Celluloid Cinema is a screening series put on by Mountaineer Media, a Film Studies co-curricular. Students who assist with Celluloid Cinema are all members of Mountaineer Media, and these students all have a lot of love for old film. Last year was Celluloid Cinema's first; the new series was an idea that came together based off old 16 mm films in Taylor Hall.
“Celluloid Cinema came out of a funny conversation with Dr. Terry Schliesman," said Melissa Myser, professor of Communcation Arts. "Dr. Schliesman discovered that in a storage closet in the depths of Taylor Hall we had a pretty good-sized collection of 16 mm prints that were once housed in the library.”
Western’s library was making room to bring in digital forms of movies, and the right people caught the 16 mm films and brought them to Taylor Hall.
“Dr. Schliesman knew I had a background in film and interest in programming and said 'Why don’t we do something with those prints?' Myser said. "From that hallway conversation, Celluloid Cinema was born!”
This year, the cinema series' theme is crucial films from history; films that everyone needs to see and experience; films that no matter where you end up, someone will reference and talk about.
Students Rusty Baldwin and Sam Thornley took an interest in Celluloid Cinema and are working with Myser to create an outline for the next movie showing.
October’s movie showing is "Knife in the Water," perfect for Halloween. When finals are approaching, the Celluloid Cinema plans to show "The Sin of Harold Diddlebock," a strange comedy that will lighten students' moods.
“Our goal for this year is for Celluloid Cinema to reach a larger audience,” Myser said. “We have a small group of normal viewers, but we want this to become a community event for everyone to look forward to and experience together.”
Celluloid Cinema is a way for Western students to view 16 mm films free, while learning about the movie, the time period, what was going on when it was released and facts about the films that not every student would know.

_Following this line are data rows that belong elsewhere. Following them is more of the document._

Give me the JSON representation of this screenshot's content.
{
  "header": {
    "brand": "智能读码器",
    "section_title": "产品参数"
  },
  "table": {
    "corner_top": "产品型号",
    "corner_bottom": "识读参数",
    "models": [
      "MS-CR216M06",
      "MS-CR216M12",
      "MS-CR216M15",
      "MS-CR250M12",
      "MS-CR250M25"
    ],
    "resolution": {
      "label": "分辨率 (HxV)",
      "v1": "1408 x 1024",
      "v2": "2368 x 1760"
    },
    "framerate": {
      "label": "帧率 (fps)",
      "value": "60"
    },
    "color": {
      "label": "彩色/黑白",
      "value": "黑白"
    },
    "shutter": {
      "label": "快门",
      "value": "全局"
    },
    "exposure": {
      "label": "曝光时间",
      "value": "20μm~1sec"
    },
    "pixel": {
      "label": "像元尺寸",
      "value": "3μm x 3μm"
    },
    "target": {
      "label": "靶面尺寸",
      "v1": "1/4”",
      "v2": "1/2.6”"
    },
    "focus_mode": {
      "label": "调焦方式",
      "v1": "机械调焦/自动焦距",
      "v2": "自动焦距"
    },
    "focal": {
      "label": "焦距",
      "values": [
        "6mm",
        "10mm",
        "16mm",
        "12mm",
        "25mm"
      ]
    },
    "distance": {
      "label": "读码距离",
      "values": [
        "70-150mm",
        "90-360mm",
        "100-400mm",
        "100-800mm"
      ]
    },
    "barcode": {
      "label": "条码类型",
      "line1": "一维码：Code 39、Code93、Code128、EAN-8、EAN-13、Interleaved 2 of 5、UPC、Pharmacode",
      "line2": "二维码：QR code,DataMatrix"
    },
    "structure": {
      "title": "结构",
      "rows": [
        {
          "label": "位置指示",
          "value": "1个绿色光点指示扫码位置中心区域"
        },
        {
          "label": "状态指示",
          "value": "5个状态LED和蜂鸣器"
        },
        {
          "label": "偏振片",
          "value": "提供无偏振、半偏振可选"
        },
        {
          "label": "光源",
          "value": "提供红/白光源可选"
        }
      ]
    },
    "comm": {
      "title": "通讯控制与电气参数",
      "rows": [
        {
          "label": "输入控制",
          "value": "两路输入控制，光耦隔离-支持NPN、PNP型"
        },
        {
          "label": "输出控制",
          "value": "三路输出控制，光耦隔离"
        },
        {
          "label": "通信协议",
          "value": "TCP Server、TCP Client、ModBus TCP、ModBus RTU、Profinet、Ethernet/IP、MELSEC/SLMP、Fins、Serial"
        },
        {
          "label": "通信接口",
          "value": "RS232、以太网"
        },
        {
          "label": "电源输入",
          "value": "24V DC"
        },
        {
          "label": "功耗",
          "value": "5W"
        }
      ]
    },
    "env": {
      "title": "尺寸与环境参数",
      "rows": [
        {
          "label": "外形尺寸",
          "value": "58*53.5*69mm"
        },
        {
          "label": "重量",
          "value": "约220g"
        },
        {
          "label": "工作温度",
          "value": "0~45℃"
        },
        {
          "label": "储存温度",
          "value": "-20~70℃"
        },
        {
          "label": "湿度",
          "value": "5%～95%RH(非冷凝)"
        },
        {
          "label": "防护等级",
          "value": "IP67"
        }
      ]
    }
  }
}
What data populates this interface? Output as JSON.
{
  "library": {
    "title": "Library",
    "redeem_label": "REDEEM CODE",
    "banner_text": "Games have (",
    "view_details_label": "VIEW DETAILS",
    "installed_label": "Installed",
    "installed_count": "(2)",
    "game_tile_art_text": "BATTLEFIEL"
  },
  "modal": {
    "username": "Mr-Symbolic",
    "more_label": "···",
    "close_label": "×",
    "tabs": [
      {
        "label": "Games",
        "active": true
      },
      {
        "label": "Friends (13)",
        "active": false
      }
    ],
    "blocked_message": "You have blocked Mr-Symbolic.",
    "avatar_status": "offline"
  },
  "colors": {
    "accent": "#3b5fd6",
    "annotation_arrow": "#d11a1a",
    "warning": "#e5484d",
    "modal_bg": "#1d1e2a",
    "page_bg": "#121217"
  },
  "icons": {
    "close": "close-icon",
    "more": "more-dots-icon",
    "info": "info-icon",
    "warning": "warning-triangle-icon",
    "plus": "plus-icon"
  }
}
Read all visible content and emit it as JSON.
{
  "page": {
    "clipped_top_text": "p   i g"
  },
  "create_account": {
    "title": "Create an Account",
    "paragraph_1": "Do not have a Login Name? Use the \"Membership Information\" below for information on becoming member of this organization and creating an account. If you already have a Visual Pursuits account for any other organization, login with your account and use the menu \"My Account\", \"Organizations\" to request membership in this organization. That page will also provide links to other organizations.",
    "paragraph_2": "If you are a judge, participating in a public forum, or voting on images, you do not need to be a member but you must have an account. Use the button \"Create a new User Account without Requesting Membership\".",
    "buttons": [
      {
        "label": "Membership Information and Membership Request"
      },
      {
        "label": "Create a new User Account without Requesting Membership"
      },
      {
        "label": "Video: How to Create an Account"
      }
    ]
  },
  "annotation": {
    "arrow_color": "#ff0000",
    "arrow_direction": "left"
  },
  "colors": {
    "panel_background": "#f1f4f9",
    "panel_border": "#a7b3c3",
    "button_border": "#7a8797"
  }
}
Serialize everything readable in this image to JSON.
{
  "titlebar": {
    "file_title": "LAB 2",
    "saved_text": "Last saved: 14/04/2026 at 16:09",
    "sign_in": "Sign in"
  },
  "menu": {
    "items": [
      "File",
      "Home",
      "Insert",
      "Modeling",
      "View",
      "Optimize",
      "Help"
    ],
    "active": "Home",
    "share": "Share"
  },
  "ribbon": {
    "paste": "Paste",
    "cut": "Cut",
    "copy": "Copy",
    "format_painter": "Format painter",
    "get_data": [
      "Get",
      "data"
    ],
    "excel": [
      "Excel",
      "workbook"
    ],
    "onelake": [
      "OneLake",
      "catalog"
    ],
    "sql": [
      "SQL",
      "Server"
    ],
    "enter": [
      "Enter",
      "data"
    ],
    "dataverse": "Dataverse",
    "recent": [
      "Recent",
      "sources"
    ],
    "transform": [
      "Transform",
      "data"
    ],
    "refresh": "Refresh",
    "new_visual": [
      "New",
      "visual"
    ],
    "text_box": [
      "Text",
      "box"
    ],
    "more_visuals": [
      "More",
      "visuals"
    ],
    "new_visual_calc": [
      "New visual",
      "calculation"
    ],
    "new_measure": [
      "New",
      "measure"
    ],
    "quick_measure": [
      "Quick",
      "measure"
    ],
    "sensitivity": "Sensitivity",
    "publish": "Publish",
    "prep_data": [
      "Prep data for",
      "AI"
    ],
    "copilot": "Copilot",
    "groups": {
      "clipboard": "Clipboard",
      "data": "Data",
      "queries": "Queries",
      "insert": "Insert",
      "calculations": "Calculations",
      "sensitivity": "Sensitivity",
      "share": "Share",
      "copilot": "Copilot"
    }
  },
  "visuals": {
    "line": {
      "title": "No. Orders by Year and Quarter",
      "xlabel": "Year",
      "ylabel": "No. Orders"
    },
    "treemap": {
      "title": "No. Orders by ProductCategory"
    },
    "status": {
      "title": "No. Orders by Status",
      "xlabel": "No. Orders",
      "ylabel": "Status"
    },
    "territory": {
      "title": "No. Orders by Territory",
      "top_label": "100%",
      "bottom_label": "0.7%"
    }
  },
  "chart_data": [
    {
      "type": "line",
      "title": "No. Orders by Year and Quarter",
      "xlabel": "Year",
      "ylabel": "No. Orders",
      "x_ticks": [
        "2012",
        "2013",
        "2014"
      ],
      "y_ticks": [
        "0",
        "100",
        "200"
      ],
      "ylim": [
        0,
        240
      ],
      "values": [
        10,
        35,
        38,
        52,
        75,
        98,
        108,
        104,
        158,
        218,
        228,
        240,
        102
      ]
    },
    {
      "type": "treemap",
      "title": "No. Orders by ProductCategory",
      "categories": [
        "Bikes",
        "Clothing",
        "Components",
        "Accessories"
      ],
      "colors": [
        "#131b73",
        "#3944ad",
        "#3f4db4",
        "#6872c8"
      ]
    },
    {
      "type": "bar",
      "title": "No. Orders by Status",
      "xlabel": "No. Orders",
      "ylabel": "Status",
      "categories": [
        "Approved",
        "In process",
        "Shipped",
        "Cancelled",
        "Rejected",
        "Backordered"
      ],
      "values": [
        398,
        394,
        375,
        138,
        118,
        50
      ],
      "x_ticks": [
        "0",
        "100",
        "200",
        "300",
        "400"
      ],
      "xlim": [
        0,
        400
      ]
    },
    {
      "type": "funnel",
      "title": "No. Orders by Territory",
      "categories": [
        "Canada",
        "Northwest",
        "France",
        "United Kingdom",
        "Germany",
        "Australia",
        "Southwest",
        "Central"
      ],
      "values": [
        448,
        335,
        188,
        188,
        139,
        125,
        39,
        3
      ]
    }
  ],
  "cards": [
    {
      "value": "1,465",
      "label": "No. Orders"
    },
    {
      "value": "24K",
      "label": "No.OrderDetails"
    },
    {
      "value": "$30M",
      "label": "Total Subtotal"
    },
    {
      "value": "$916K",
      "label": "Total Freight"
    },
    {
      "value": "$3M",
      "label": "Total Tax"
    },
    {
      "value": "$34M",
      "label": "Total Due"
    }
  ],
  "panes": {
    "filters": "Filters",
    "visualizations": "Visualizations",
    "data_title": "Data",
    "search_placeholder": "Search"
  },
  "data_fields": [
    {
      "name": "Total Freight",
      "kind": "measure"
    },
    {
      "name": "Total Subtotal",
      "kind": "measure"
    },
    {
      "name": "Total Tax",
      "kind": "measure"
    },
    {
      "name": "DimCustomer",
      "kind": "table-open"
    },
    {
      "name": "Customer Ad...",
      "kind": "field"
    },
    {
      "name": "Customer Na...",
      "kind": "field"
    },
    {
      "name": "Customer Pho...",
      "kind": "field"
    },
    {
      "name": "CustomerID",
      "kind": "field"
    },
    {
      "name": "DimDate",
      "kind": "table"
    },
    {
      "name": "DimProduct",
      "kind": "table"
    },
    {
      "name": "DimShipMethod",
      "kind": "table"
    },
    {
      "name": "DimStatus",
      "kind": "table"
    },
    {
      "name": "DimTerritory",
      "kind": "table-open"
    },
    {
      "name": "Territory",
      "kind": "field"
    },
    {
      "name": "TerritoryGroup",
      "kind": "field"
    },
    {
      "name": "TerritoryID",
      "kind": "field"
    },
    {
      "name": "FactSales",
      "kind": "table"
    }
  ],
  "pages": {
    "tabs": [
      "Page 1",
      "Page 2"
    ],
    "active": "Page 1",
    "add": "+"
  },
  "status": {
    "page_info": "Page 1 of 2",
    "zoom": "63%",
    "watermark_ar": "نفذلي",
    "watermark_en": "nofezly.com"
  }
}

The joy of film happens in the movie theater, and Celluloid Cinema brings these films to the theater on campus. Students and community members get to enjoy original films in the comfort of a movie theater, bringing the learning out of the classroom and into another space on campus.
“Our current culture of film viewing happens on our couch in our living room, usually doing a few different things." Myser said. "But the true experience of cinema happens in a dark theater with a handful of people you don’t know focusing intently on the story, and all experiencing the same ride together.”
All of the screenings are free and open to the public. Students are encouraged to bring friends, some popcorn and a soda to watch some great old films
“We don’t bite, but we do love to hang out in the dark!” Myser said with a smile.
Any student who is interested in the films is welcome to attend the showings, and students from any major can join both Mountaineer Media and Celluloid Cinema.
Mountaineer Media meets every Tuesday and Thursday at 12:30 p.m. in Taylor 124. For more information, contact Myser at email@example.com.
Story by Grace Flynn. Photos by Grace Flynn.